_PROVIDED RECORDS_
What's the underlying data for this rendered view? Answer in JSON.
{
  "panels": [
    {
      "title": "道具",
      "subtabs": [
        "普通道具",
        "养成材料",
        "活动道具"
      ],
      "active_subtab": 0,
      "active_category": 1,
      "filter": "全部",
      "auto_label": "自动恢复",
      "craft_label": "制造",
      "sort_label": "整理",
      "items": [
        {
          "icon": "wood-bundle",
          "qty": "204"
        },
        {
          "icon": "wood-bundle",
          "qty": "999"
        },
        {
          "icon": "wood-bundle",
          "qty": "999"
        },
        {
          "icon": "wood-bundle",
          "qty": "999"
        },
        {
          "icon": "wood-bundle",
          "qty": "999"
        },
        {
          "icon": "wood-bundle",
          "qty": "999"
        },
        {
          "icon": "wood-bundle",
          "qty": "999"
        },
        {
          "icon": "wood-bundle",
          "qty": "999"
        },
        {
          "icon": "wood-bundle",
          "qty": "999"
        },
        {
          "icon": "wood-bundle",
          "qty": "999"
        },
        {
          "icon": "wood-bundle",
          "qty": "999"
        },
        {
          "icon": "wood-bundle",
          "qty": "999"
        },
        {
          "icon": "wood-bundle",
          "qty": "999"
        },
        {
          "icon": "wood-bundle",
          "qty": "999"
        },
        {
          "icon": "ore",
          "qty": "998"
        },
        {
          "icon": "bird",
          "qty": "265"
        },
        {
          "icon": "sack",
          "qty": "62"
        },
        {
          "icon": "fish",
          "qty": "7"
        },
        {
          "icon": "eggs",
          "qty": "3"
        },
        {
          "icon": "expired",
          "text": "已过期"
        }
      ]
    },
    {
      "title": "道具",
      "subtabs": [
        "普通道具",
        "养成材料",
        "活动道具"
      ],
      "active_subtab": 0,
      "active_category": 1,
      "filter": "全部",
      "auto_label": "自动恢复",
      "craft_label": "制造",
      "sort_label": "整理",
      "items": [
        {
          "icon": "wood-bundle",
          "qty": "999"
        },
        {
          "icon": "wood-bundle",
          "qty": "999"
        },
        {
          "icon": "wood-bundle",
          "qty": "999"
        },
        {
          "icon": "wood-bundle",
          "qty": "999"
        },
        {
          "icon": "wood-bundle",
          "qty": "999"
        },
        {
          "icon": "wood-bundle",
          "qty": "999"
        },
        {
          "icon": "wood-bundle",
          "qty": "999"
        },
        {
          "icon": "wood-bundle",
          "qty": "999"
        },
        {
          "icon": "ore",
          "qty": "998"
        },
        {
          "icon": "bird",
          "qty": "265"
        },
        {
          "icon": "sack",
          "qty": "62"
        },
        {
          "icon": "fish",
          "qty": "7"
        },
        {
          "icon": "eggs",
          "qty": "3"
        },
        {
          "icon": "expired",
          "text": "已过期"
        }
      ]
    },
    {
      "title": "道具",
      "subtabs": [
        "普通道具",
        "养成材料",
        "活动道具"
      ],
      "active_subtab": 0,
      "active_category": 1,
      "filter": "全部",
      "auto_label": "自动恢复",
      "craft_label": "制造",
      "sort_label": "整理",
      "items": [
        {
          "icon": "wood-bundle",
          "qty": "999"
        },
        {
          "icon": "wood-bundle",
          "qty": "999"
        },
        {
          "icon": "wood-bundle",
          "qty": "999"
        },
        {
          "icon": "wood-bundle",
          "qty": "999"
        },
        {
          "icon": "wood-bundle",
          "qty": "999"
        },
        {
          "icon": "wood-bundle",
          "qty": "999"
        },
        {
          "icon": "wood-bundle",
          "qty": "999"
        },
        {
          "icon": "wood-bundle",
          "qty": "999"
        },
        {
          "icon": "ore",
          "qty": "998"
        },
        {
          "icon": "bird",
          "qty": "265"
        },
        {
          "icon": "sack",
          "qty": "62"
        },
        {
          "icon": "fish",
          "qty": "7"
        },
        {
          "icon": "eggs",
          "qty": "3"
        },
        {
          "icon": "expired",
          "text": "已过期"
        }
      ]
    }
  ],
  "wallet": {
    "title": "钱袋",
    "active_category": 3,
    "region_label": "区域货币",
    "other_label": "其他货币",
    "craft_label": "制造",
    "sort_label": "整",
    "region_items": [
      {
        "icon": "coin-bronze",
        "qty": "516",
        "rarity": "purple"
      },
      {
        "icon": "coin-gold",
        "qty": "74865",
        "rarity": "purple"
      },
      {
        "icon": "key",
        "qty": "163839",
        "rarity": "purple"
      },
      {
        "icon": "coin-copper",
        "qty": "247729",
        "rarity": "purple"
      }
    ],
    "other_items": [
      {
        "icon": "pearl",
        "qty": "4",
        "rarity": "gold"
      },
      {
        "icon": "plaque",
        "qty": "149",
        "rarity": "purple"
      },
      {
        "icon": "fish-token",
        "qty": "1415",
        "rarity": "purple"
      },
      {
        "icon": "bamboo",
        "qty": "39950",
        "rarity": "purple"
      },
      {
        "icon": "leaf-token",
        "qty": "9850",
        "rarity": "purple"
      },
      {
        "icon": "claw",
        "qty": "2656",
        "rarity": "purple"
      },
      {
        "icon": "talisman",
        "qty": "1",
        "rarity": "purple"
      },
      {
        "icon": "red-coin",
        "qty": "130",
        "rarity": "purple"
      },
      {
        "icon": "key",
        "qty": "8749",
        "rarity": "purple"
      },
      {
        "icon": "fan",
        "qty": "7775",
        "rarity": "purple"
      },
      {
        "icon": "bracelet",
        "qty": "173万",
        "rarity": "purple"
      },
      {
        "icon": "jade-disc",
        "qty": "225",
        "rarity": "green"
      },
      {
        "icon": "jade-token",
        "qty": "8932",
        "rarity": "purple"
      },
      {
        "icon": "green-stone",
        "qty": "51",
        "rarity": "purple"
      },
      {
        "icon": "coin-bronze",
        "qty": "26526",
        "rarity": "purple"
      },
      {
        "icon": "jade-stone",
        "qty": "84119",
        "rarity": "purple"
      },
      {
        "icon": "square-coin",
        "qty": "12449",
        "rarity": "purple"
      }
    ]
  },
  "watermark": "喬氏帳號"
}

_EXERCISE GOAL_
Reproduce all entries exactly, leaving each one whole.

_TASK RESULT_
What's the underlying data for this rendered view? Answer in JSON.
{
  "panels": [
    {
      "title": "道具",
      "subtabs": [
        "普通道具",
        "养成材料",
        "活动道具"
      ],
      "active_subtab": 0,
      "active_category": 1,
      "filter": "全部",
      "auto_label": "自动恢复",
      "craft_label": "制造",
      "sort_label": "整理",
      "items": [
        {
          "icon": "wood-bundle",
          "qty": "204"
        },
        {
          "icon": "wood-bundle",
          "qty": "999"
        },
        {
          "icon": "wood-bundle",
          "qty": "999"
        },
        {
          "icon": "wood-bundle",
          "qty": "999"
        },
        {
          "icon": "wood-bundle",
          "qty": "999"
        },
        {
          "icon": "wood-bundle",
          "qty": "999"
        },
        {
          "icon": "wood-bundle",
          "qty": "999"
        },
        {
          "icon": "wood-bundle",
          "qty": "999"
        },
        {
          "icon": "wood-bundle",
          "qty": "999"
        },
        {
          "icon": "wood-bundle",
          "qty": "999"
        },
        {
          "icon": "wood-bundle",
          "qty": "999"
        },
        {
          "icon": "wood-bundle",
          "qty": "999"
        },
        {
          "icon": "wood-bundle",
          "qty": "999"
        },
        {
          "icon": "wood-bundle",
          "qty": "999"
        },
        {
          "icon": "ore",
          "qty": "998"
        },
        {
          "icon": "bird",
          "qty": "265"
        },
        {
          "icon": "sack",
          "qty": "62"
        },
        {
          "icon": "fish",
          "qty": "7"
        },
        {
          "icon": "eggs",
          "qty": "3"
        },
        {
          "icon": "expired",
          "text": "已过期"
        }
      ]
    },
    {
      "title": "道具",
      "subtabs": [
        "普通道具",
        "养成材料",
        "活动道具"
      ],
      "active_subtab": 0,
      "active_category": 1,
      "filter": "全部",
      "auto_label": "自动恢复",
      "craft_label": "制造",
      "sort_label": "整理",
      "items": [
        {
          "icon": "wood-bundle",
          "qty": "999"
        },
        {
          "icon": "wood-bundle",
          "qty": "999"
        },
        {
          "icon": "wood-bundle",
          "qty": "999"
        },
        {
          "icon": "wood-bundle",
          "qty": "999"
        },
        {
          "icon": "wood-bundle",
          "qty": "999"
        },
        {
          "icon": "wood-bundle",
          "qty": "999"
        },
        {
          "icon": "wood-bundle",
          "qty": "999"
        },
        {
          "icon": "wood-bundle",
          "qty": "999"
        },
        {
          "icon": "ore",
          "qty": "998"
        },
        {
          "icon": "bird",
          "qty": "265"
        },
        {
          "icon": "sack",
          "qty": "62"
        },
        {
          "icon": "fish",
          "qty": "7"
        },
        {
          "icon": "eggs",
          "qty": "3"
        },
        {
          "icon": "expired",
          "text": "已过期"
        }
      ]
    },
    {
      "title": "道具",
      "subtabs": [
        "普通道具",
        "养成材料",
        "活动道具"
      ],
      "active_subtab": 0,
      "active_category": 1,
      "filter": "全部",
      "auto_label": "自动恢复",
      "craft_label": "制造",
      "sort_label": "整理",
      "items": [
        {
          "icon": "wood-bundle",
          "qty": "999"
        },
        {
          "icon": "wood-bundle",
          "qty": "999"
        },
        {
          "icon": "wood-bundle",
          "qty": "999"
        },
        {
          "icon": "wood-bundle",
          "qty": "999"
        },
        {
          "icon": "wood-bundle",
          "qty": "999"
        },
        {
          "icon": "wood-bundle",
          "qty": "999"
        },
        {
          "icon": "wood-bundle",
          "qty": "999"
        },
        {
          "icon": "wood-bundle",
          "qty": "999"
        },
        {
          "icon": "ore",
          "qty": "998"
        },
        {
          "icon": "bird",
          "qty": "265"
        },
        {
          "icon": "sack",
          "qty": "62"
        },
        {
          "icon": "fish",
          "qty": "7"
        },
        {
          "icon": "eggs",
          "qty": "3"
        },
        {
          "icon": "expired",
          "text": "已过期"
        }
      ]
    }
  ],
  "wallet": {
    "title": "钱袋",
    "active_category": 3,
    "region_label": "区域货币",
    "other_label": "其他货币",
    "craft_label": "制造",
    "sort_label": "整",
    "region_items": [
      {
        "icon": "coin-bronze",
        "qty": "516",
        "rarity": "purple"
      },
      {
        "icon": "coin-gold",
        "qty": "74865",
        "rarity": "purple"
      },
      {
        "icon": "key",
        "qty": "163839",
        "rarity": "purple"
      },
      {
        "icon": "coin-copper",
        "qty": "247729",
        "rarity": "purple"
      }
    ],
    "other_items": [
      {
        "icon": "pearl",
        "qty": "4",
        "rarity": "gold"
      },
      {
        "icon": "plaque",
        "qty": "149",
        "rarity": "purple"
      },
      {
        "icon": "fish-token",
        "qty": "1415",
        "rarity": "purple"
      },
      {
        "icon": "bamboo",
        "qty": "39950",
        "rarity": "purple"
      },
      {
        "icon": "leaf-token",
        "qty": "9850",
        "rarity": "purple"
      },
      {
        "icon": "claw",
        "qty": "2656",
        "rarity": "purple"
      },
      {
        "icon": "talisman",
        "qty": "1",
        "rarity": "purple"
      },
      {
        "icon": "red-coin",
        "qty": "130",
        "rarity": "purple"
      },
      {
        "icon": "key",
        "qty": "8749",
        "rarity": "purple"
      },
      {
        "icon": "fan",
        "qty": "7775",
        "rarity": "purple"
      },
      {
        "icon": "bracelet",
        "qty": "173万",
        "rarity": "purple"
      },
      {
        "icon": "jade-disc",
        "qty": "225",
        "rarity": "green"
      },
      {
        "icon": "jade-token",
        "qty": "8932",
        "rarity": "purple"
      },
      {
        "icon": "green-stone",
        "qty": "51",
        "rarity": "purple"
      },
      {
        "icon": "coin-bronze",
        "qty": "26526",
        "rarity": "purple"
      },
      {
        "icon": "jade-stone",
        "qty": "84119",
        "rarity": "purple"
      },
      {
        "icon": "square-coin",
        "qty": "12449",
        "rarity": "purple"
      }
    ]
  },
  "watermark": "喬氏帳號"
}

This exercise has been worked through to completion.